Could you please return each line of the data that has the word "Design"?
START TASK MATERIAL
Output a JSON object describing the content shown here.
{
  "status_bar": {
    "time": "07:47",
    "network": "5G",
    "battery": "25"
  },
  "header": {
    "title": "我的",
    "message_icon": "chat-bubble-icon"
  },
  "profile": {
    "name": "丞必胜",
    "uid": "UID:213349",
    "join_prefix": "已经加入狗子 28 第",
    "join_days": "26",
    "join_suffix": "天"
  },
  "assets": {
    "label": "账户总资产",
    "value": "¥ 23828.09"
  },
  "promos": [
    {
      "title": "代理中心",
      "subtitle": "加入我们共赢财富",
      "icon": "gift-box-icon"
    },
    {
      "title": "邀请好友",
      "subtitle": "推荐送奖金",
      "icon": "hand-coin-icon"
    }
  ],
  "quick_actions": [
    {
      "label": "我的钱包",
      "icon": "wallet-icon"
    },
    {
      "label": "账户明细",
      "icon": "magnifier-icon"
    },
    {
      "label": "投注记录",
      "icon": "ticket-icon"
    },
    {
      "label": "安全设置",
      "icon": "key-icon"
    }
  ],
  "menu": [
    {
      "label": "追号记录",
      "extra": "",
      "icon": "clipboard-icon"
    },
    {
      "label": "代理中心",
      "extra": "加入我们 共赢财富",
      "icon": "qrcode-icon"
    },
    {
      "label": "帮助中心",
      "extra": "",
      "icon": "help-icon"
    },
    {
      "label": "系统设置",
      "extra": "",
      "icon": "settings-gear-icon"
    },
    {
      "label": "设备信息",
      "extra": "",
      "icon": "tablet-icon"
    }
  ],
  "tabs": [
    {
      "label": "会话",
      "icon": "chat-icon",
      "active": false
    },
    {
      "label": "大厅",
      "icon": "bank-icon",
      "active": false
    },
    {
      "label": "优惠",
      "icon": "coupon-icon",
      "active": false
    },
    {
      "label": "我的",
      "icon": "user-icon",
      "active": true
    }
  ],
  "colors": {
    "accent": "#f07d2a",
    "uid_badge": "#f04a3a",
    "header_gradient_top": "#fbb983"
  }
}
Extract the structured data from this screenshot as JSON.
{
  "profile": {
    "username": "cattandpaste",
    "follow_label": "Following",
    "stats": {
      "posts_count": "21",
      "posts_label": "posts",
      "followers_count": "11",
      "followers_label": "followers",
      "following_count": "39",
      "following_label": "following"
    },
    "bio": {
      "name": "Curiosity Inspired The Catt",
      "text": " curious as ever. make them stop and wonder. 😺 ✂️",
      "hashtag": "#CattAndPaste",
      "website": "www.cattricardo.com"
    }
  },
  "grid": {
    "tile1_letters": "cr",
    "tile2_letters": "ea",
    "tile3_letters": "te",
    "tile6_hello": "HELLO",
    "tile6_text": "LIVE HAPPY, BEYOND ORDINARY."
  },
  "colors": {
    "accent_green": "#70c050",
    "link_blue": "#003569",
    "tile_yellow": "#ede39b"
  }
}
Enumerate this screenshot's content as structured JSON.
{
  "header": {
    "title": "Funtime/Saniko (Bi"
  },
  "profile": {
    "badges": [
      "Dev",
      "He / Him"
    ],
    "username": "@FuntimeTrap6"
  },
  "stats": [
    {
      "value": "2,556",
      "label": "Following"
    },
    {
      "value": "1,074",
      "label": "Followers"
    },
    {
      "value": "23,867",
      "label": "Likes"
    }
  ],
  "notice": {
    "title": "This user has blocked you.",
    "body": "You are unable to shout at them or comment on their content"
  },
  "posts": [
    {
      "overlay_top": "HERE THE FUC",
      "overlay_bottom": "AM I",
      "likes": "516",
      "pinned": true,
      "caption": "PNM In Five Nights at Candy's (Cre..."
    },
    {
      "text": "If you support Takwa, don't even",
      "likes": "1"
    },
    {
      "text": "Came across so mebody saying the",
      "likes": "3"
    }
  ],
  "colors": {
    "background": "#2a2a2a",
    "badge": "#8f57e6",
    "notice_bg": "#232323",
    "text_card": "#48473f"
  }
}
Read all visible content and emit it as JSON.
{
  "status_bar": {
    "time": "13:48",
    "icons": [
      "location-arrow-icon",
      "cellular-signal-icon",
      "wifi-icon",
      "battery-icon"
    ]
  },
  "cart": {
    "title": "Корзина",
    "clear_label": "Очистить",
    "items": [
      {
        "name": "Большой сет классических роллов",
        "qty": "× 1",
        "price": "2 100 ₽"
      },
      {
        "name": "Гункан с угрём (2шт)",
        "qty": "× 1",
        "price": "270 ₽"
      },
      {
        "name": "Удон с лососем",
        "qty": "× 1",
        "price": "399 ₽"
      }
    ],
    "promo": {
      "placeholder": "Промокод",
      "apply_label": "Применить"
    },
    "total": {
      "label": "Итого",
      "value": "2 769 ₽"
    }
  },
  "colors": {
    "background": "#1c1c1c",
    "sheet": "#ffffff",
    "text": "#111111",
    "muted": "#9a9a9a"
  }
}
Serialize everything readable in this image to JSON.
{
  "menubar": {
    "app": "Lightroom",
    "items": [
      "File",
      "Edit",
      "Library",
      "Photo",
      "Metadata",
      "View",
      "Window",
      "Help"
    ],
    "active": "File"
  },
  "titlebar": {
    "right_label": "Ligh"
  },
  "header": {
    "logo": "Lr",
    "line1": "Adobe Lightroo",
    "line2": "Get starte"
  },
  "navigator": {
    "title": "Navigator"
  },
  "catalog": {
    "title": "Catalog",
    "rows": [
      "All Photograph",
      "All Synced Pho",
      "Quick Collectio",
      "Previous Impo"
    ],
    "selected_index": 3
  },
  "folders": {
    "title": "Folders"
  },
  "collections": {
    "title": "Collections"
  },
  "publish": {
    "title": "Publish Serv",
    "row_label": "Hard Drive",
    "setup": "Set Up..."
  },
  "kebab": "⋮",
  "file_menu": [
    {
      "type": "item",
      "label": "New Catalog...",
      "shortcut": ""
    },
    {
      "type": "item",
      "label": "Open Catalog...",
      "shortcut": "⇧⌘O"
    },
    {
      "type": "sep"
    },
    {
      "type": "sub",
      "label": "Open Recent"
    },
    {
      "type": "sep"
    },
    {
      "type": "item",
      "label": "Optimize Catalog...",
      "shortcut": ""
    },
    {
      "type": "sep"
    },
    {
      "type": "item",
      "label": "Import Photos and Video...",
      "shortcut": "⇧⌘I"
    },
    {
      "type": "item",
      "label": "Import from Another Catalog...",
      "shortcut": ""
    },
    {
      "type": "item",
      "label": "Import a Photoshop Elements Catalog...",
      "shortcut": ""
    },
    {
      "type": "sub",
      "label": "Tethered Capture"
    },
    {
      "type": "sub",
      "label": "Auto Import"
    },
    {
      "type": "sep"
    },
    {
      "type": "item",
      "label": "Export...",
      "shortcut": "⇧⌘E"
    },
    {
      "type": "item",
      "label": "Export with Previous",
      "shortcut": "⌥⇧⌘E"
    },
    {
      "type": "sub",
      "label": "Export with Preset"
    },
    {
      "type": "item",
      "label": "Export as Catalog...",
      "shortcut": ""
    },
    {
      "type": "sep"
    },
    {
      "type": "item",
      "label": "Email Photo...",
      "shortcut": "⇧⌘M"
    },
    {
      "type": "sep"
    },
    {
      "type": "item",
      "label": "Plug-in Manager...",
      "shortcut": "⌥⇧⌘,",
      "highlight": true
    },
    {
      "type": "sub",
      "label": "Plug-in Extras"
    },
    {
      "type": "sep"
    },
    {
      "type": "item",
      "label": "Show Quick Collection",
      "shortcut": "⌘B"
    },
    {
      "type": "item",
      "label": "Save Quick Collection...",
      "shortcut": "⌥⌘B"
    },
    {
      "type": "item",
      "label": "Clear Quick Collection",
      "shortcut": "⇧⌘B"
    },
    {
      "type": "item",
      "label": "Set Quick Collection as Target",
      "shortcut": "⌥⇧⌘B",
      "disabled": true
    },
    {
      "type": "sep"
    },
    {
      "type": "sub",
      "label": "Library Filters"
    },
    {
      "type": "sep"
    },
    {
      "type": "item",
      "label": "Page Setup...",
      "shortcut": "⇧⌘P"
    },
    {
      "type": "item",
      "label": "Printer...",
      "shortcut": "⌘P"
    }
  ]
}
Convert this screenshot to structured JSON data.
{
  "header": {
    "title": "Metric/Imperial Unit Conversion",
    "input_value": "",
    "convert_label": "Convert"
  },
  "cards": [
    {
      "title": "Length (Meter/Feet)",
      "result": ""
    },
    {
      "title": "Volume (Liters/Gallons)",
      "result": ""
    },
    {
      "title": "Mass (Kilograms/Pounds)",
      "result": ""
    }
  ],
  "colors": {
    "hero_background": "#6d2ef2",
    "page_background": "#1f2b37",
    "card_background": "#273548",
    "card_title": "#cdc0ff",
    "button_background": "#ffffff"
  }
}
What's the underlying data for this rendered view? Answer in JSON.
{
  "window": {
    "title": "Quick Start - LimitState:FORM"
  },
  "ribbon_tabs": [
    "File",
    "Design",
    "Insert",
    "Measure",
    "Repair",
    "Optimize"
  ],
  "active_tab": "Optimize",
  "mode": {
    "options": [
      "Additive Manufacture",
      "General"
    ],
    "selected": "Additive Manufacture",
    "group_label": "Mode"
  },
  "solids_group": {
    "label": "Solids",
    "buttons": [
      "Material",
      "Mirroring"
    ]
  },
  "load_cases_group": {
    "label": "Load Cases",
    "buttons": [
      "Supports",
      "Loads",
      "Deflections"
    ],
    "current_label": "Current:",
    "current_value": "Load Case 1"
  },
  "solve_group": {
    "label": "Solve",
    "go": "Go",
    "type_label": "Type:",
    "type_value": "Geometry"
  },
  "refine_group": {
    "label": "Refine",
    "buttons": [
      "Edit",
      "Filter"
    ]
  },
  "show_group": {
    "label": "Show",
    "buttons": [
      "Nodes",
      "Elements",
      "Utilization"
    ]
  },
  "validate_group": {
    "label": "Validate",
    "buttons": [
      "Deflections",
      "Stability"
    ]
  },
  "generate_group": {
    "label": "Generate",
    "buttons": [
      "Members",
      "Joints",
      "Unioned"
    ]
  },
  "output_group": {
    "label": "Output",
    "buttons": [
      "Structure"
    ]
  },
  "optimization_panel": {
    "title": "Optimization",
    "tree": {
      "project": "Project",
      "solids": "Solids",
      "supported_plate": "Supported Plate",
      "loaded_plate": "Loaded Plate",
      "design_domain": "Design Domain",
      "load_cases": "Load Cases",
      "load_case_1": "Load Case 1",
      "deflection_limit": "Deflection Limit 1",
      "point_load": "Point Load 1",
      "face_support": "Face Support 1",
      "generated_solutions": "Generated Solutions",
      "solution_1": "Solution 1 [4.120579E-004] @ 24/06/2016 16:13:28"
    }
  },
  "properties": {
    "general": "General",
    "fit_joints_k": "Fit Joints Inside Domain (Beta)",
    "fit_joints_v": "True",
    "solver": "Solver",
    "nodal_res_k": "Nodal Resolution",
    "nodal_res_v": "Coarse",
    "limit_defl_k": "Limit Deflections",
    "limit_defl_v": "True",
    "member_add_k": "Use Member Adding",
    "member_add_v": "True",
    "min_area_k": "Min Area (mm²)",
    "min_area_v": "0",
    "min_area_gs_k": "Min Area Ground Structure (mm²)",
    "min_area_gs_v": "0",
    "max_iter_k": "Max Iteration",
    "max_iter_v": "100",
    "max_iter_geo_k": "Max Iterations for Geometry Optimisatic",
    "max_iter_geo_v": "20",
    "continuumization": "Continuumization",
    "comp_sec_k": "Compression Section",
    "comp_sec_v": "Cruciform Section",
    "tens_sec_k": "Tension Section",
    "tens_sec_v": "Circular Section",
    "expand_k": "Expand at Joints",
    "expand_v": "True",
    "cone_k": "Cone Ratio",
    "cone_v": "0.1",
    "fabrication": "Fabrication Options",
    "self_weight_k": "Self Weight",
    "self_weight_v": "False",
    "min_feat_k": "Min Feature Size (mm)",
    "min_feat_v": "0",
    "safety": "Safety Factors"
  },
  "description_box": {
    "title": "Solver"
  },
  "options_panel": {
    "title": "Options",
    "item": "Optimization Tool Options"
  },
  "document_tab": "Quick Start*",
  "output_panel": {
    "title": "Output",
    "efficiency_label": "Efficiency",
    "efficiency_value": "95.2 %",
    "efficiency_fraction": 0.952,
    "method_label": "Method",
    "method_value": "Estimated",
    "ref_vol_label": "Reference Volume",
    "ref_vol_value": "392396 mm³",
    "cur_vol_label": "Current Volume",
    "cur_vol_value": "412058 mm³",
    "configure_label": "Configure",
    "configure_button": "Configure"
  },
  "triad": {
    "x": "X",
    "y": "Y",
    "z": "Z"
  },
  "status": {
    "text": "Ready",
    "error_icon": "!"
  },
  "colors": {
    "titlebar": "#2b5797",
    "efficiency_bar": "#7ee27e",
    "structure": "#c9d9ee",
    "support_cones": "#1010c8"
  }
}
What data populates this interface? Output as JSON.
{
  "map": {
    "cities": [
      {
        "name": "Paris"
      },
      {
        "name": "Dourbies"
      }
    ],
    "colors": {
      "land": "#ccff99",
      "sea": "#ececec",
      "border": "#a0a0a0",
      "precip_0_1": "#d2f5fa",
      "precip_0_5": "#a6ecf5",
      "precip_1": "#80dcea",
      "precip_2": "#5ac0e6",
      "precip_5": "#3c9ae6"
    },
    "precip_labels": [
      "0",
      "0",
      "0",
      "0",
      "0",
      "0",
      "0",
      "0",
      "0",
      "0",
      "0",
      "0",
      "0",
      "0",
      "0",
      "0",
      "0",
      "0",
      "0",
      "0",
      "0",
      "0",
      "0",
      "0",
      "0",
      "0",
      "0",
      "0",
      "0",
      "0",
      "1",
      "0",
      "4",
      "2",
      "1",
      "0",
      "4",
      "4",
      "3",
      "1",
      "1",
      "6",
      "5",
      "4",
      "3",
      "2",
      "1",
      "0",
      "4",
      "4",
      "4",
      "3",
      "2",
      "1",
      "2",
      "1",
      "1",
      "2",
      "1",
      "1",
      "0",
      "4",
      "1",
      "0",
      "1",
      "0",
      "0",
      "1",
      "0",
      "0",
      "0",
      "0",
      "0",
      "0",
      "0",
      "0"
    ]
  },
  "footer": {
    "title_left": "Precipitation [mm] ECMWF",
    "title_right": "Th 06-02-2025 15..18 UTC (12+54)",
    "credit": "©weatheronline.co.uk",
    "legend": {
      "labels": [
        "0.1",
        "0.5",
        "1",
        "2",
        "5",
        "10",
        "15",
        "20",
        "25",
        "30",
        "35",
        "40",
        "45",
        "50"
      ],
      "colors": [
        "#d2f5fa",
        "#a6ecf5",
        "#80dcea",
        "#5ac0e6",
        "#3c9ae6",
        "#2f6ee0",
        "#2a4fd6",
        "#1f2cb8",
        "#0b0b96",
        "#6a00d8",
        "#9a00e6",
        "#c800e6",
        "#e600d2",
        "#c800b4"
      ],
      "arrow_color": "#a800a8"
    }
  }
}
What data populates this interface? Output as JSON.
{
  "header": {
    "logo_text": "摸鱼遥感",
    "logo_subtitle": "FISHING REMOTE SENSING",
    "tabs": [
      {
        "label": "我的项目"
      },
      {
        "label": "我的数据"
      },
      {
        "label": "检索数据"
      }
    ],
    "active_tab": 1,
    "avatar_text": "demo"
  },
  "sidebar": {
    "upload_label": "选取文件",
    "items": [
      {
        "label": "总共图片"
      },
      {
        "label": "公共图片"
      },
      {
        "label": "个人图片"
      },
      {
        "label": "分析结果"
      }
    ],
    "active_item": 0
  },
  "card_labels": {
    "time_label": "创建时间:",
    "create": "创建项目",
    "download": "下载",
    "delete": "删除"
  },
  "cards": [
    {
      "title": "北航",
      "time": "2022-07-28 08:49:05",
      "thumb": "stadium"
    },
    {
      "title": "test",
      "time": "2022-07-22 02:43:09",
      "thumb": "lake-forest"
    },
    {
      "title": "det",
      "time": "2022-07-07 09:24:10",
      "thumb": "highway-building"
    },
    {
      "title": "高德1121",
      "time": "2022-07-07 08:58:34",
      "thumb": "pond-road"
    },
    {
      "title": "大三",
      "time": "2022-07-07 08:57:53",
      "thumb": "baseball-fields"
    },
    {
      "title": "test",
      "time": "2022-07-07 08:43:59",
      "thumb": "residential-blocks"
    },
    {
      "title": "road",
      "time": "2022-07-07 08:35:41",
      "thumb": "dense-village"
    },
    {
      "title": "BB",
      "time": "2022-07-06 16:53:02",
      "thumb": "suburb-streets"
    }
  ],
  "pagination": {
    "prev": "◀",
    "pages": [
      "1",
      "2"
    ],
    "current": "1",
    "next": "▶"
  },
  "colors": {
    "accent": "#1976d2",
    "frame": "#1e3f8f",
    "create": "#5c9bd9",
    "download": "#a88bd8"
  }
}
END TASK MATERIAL
• [TASK RESPONSE]
    "Design",
      "design_domain": "Design Domain",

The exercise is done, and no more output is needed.